Day of the Dead, a Mexica/Mexican tradition, traces its roots back to Mesoamerica; whereby the Nahua people (later Aztec) created a Tzompantli (skull rack) to honor Mictlantecuhtli (god of death). While similar death rituals are found around the world, in Aztec tradition unlike any other, great athletes and men of noble standing would volunteer through a series of competitive ballgames to partake in the Tzompantli. The winners rejoiced in bringing great honor into their household and ensured their passage to a higher level in Mictlan (underground), a willing sacrifice.
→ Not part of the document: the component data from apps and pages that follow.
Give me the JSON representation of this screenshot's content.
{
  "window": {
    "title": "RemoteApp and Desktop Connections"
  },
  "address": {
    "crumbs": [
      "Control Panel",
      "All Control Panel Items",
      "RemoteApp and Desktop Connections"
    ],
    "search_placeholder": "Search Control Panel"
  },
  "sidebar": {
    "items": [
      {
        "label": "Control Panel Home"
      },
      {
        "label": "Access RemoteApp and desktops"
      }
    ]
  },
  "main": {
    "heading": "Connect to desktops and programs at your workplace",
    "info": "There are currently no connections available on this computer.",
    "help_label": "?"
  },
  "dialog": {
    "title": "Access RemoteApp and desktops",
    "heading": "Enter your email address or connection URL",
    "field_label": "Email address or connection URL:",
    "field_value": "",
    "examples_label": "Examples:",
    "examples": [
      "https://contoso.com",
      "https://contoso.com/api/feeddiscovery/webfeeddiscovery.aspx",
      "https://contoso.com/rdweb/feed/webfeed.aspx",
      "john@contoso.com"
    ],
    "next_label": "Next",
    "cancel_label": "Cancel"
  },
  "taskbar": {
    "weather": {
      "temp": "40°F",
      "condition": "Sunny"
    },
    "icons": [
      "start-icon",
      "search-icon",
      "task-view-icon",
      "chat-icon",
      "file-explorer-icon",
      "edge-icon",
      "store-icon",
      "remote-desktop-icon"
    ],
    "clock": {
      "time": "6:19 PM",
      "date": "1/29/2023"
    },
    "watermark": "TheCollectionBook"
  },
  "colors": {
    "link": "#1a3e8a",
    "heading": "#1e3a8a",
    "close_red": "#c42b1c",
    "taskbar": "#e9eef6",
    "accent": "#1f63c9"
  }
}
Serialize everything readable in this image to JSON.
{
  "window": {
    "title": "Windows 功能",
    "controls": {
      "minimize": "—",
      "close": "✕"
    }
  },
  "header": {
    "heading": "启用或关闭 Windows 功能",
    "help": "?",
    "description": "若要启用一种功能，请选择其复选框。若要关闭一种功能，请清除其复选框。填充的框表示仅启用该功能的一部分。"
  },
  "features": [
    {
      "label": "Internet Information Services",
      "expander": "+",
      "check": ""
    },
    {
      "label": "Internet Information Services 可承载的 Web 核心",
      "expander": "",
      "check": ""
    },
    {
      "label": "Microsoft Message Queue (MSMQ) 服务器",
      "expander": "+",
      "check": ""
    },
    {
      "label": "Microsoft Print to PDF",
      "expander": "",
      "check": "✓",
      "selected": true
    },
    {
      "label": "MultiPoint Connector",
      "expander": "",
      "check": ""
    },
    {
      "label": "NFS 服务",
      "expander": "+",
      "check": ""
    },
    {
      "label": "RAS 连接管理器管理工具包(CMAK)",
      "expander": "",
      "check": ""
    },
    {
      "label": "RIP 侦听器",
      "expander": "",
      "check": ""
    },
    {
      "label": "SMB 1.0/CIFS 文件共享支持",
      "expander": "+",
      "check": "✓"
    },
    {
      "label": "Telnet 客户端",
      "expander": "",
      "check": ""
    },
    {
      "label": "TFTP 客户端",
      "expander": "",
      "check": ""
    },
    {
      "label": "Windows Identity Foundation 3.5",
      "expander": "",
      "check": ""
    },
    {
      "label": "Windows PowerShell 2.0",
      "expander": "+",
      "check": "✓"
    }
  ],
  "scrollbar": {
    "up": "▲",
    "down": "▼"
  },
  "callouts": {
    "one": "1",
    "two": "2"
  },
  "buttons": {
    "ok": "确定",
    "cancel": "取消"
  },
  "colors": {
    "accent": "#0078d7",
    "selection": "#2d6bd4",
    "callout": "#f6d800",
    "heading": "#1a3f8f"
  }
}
Today people all around the world celebrate Day of the Dead, by making altars (Contemporary Tzompantlis) that open a safe passage for their departed ones to come back and partake in earthly festivities made in their honor. For one night a year, Mictlantecuhtli opens the doors of Mictlan and allows our loved ones to celebrate their lives with us once more. The creation of altars serves to venerates those in Mictlan. Candles, flowers, candy, food, and colorful traditional Mexican motives guide our ancestors home so they will have everything they need to celebrate one night with their loved ones in this realm... until the next time our paths cross.
Curated by Erika Hirugami, MAAB • Founder & CEO of CuratorLove
ALtars by the following artists
IN partnership with
Founded in 1970 in the heart of East Los Angeles, Self Help Graphics & Art is dedicated to the production, interpretation, and distribution of prints and other media by Chicana/o and Latina/o artists. Our multi-disciplinary, inter-generational programs promote artistic excellence and empower our community by providing access to space, tools, training and capital.
El Nopal Press is distinguished by its focus on the work of artists who explore border issues, and the complex cultural relationships between Mexico/US. Founded in Los Angeles in 1990, El Nopal Press produced prints by artists, executed as lithographs, woodcuts, etchings and combinations of these processes, expressing considerations that range from the social and the ethical to issues of identity.